_RECORDED INFORMATION_
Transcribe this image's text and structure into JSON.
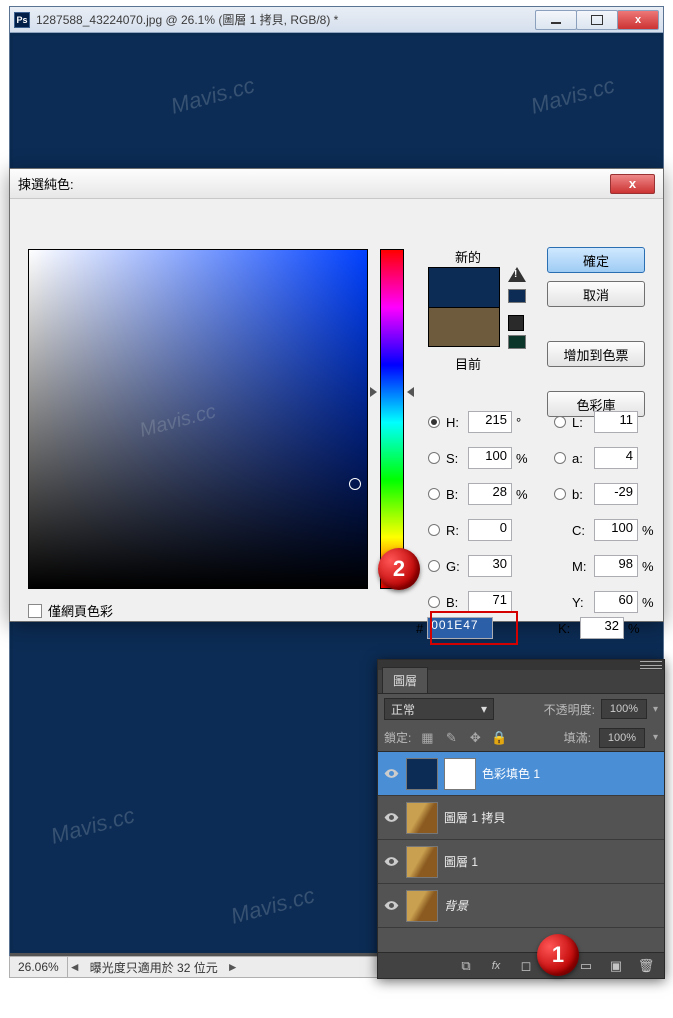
{
  "window": {
    "title": "1287588_43224070.jpg @ 26.1% (圖層 1 拷貝, RGB/8) *",
    "icon_text": "Ps"
  },
  "watermark": "Mavis.cc",
  "dialog": {
    "title": "揀選純色:",
    "new_label": "新的",
    "current_label": "目前",
    "ok": "確定",
    "cancel": "取消",
    "add_swatch": "增加到色票",
    "libraries": "色彩庫",
    "web_only": "僅網頁色彩",
    "values": {
      "H": "215",
      "H_unit": "°",
      "S": "100",
      "S_unit": "%",
      "Bv": "28",
      "Bv_unit": "%",
      "R": "0",
      "G": "30",
      "Bc": "71",
      "L": "11",
      "a": "4",
      "b": "-29",
      "C": "100",
      "C_unit": "%",
      "M": "98",
      "M_unit": "%",
      "Y": "60",
      "Y_unit": "%",
      "K": "32",
      "K_unit": "%"
    },
    "hex_label": "#",
    "hex": "001E47",
    "colors": {
      "new": "#0c2c55",
      "current": "#6e5a3c"
    }
  },
  "markers": {
    "one": "1",
    "two": "2"
  },
  "layers_panel": {
    "tab": "圖層",
    "blend_mode": "正常",
    "opacity_label": "不透明度:",
    "opacity": "100%",
    "lock_label": "鎖定:",
    "fill_label": "填滿:",
    "fill": "100%",
    "layers": [
      {
        "name": "色彩填色 1"
      },
      {
        "name": "圖層 1 拷貝"
      },
      {
        "name": "圖層 1"
      },
      {
        "name": "背景"
      }
    ],
    "footer_fx": "fx"
  },
  "statusbar": {
    "zoom": "26.06%",
    "msg": "曝光度只適用於 32 位元"
  }
}
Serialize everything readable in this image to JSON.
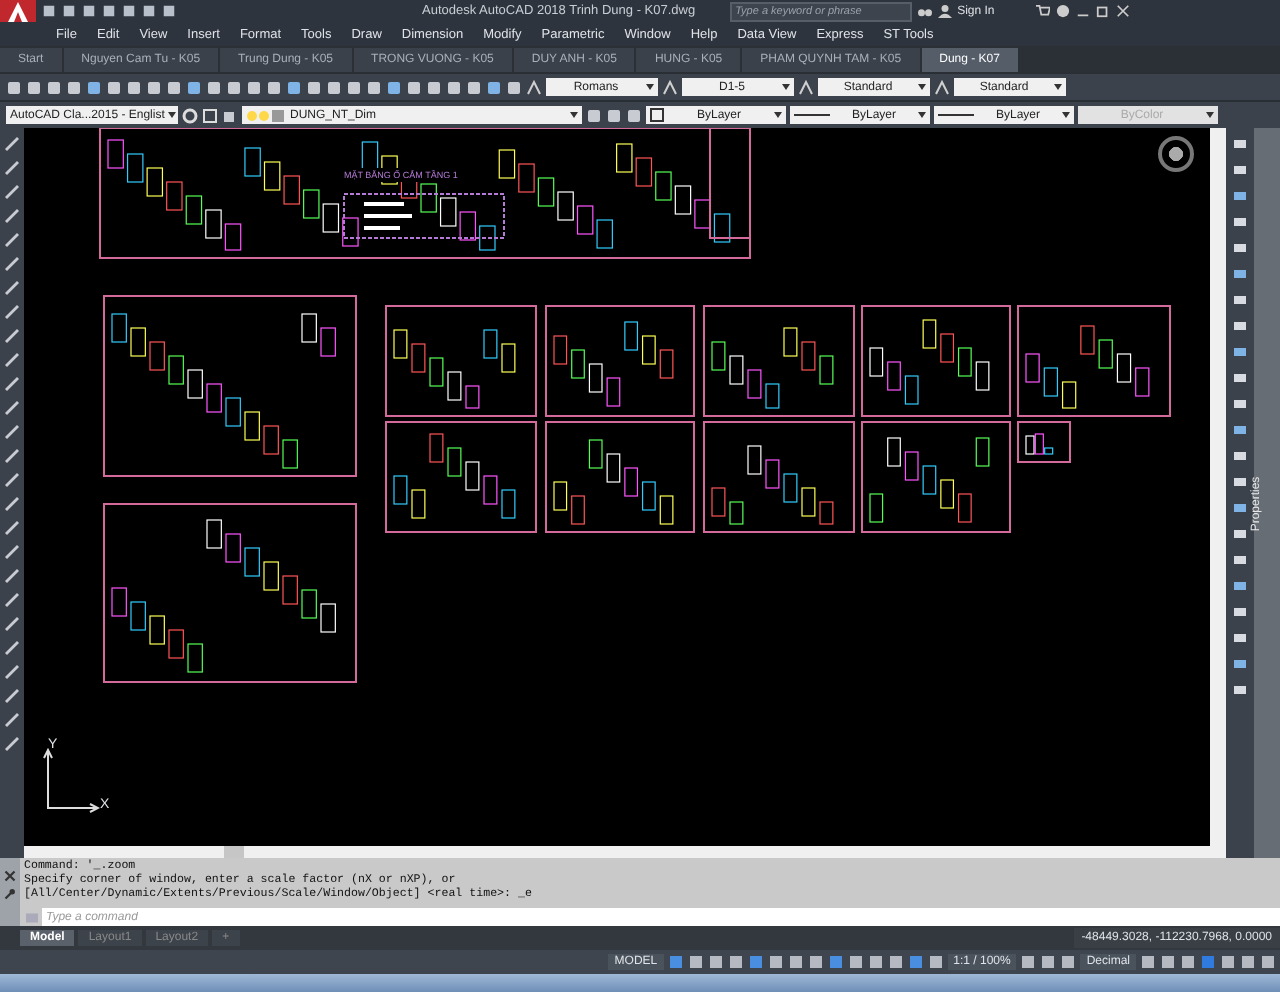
{
  "title_bar": {
    "title": "Autodesk AutoCAD 2018   Trinh Dung - K07.dwg",
    "search": {
      "placeholder": "Type a keyword or phrase"
    },
    "sign_in": "Sign In"
  },
  "menu": [
    "File",
    "Edit",
    "View",
    "Insert",
    "Format",
    "Tools",
    "Draw",
    "Dimension",
    "Modify",
    "Parametric",
    "Window",
    "Help",
    "Data View",
    "Express",
    "ST Tools"
  ],
  "tabs": [
    {
      "label": "Start",
      "selected": false
    },
    {
      "label": "Nguyen Cam Tu - K05",
      "selected": false
    },
    {
      "label": "Trung Dung - K05",
      "selected": false
    },
    {
      "label": "TRONG VUONG - K05",
      "selected": false
    },
    {
      "label": "DUY ANH - K05",
      "selected": false
    },
    {
      "label": "HUNG - K05",
      "selected": false
    },
    {
      "label": "PHAM QUYNH TAM - K05",
      "selected": false
    },
    {
      "label": "Dung - K07",
      "selected": true
    }
  ],
  "style_dropdowns": [
    {
      "value": "Romans"
    },
    {
      "value": "D1-5"
    },
    {
      "value": "Standard"
    },
    {
      "value": "Standard"
    }
  ],
  "workspace": {
    "value": "AutoCAD Cla...2015 - Englist"
  },
  "layer": {
    "value": "DUNG_NT_Dim"
  },
  "property_dropdowns": [
    {
      "value": "ByLayer",
      "kind": "color",
      "disabled": false
    },
    {
      "value": "ByLayer",
      "kind": "linetype",
      "disabled": false
    },
    {
      "value": "ByLayer",
      "kind": "lineweight",
      "disabled": false
    },
    {
      "value": "ByColor",
      "kind": "plotstyle",
      "disabled": true
    }
  ],
  "canvas": {
    "plan_title": "MẶT BẰNG Ổ CẮM TẦNG 1",
    "ucs": {
      "x_label": "X",
      "y_label": "Y"
    }
  },
  "command": {
    "history": [
      "Command: '_.zoom",
      "Specify corner of window, enter a scale factor (nX or nXP), or",
      "[All/Center/Dynamic/Extents/Previous/Scale/Window/Object] <real time>: _e"
    ],
    "placeholder": "Type a command"
  },
  "layout_tabs": [
    {
      "label": "Model",
      "selected": true
    },
    {
      "label": "Layout1",
      "selected": false
    },
    {
      "label": "Layout2",
      "selected": false
    },
    {
      "label": "+",
      "selected": false
    }
  ],
  "coordinates": "-48449.3028, -112230.7968, 0.0000",
  "status_bar": {
    "model": "MODEL",
    "scale": "1:1 / 100%",
    "units": "Decimal"
  },
  "properties_palette": {
    "label": "Properties"
  }
}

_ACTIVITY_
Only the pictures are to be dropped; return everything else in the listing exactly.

_RESPONSE BOX_
Transcribe this image's text and structure into JSON.
{
  "window": {
    "title": "1287588_43224070.jpg @ 26.1% (圖層 1 拷貝, RGB/8) *",
    "icon_text": "Ps"
  },
  "watermark": "Mavis.cc",
  "dialog": {
    "title": "揀選純色:",
    "new_label": "新的",
    "current_label": "目前",
    "ok": "確定",
    "cancel": "取消",
    "add_swatch": "增加到色票",
    "libraries": "色彩庫",
    "web_only": "僅網頁色彩",
    "values": {
      "H": "215",
      "H_unit": "°",
      "S": "100",
      "S_unit": "%",
      "Bv": "28",
      "Bv_unit": "%",
      "R": "0",
      "G": "30",
      "Bc": "71",
      "L": "11",
      "a": "4",
      "b": "-29",
      "C": "100",
      "C_unit": "%",
      "M": "98",
      "M_unit": "%",
      "Y": "60",
      "Y_unit": "%",
      "K": "32",
      "K_unit": "%"
    },
    "hex_label": "#",
    "hex": "001E47",
    "colors": {
      "new": "#0c2c55",
      "current": "#6e5a3c"
    }
  },
  "markers": {
    "one": "1",
    "two": "2"
  },
  "layers_panel": {
    "tab": "圖層",
    "blend_mode": "正常",
    "opacity_label": "不透明度:",
    "opacity": "100%",
    "lock_label": "鎖定:",
    "fill_label": "填滿:",
    "fill": "100%",
    "layers": [
      {
        "name": "色彩填色 1"
      },
      {
        "name": "圖層 1 拷貝"
      },
      {
        "name": "圖層 1"
      },
      {
        "name": "背景"
      }
    ],
    "footer_fx": "fx"
  },
  "statusbar": {
    "zoom": "26.06%",
    "msg": "曝光度只適用於 32 位元"
  }
}
Serialize everything readable in this image to JSON.
{
  "title_bar": {
    "title": "Autodesk AutoCAD 2018   Trinh Dung - K07.dwg",
    "search": {
      "placeholder": "Type a keyword or phrase"
    },
    "sign_in": "Sign In"
  },
  "menu": [
    "File",
    "Edit",
    "View",
    "Insert",
    "Format",
    "Tools",
    "Draw",
    "Dimension",
    "Modify",
    "Parametric",
    "Window",
    "Help",
    "Data View",
    "Express",
    "ST Tools"
  ],
  "tabs": [
    {
      "label": "Start",
      "selected": false
    },
    {
      "label": "Nguyen Cam Tu - K05",
      "selected": false
    },
    {
      "label": "Trung Dung - K05",
      "selected": false
    },
    {
      "label": "TRONG VUONG - K05",
      "selected": false
    },
    {
      "label": "DUY ANH - K05",
      "selected": false
    },
    {
      "label": "HUNG - K05",
      "selected": false
    },
    {
      "label": "PHAM QUYNH TAM - K05",
      "selected": false
    },
    {
      "label": "Dung - K07",
      "selected": true
    }
  ],
  "style_dropdowns": [
    {
      "value": "Romans"
    },
    {
      "value": "D1-5"
    },
    {
      "value": "Standard"
    },
    {
      "value": "Standard"
    }
  ],
  "workspace": {
    "value": "AutoCAD Cla...2015 - Englist"
  },
  "layer": {
    "value": "DUNG_NT_Dim"
  },
  "property_dropdowns": [
    {
      "value": "ByLayer",
      "kind": "color",
      "disabled": false
    },
    {
      "value": "ByLayer",
      "kind": "linetype",
      "disabled": false
    },
    {
      "value": "ByLayer",
      "kind": "lineweight",
      "disabled": false
    },
    {
      "value": "ByColor",
      "kind": "plotstyle",
      "disabled": true
    }
  ],
  "canvas": {
    "plan_title": "MẶT BẰNG Ổ CẮM TẦNG 1",
    "ucs": {
      "x_label": "X",
      "y_label": "Y"
    }
  },
  "command": {
    "history": [
      "Command: '_.zoom",
      "Specify corner of window, enter a scale factor (nX or nXP), or",
      "[All/Center/Dynamic/Extents/Previous/Scale/Window/Object] <real time>: _e"
    ],
    "placeholder": "Type a command"
  },
  "layout_tabs": [
    {
      "label": "Model",
      "selected": true
    },
    {
      "label": "Layout1",
      "selected": false
    },
    {
      "label": "Layout2",
      "selected": false
    },
    {
      "label": "+",
      "selected": false
    }
  ],
  "coordinates": "-48449.3028, -112230.7968, 0.0000",
  "status_bar": {
    "model": "MODEL",
    "scale": "1:1 / 100%",
    "units": "Decimal"
  },
  "properties_palette": {
    "label": "Properties"
  }
}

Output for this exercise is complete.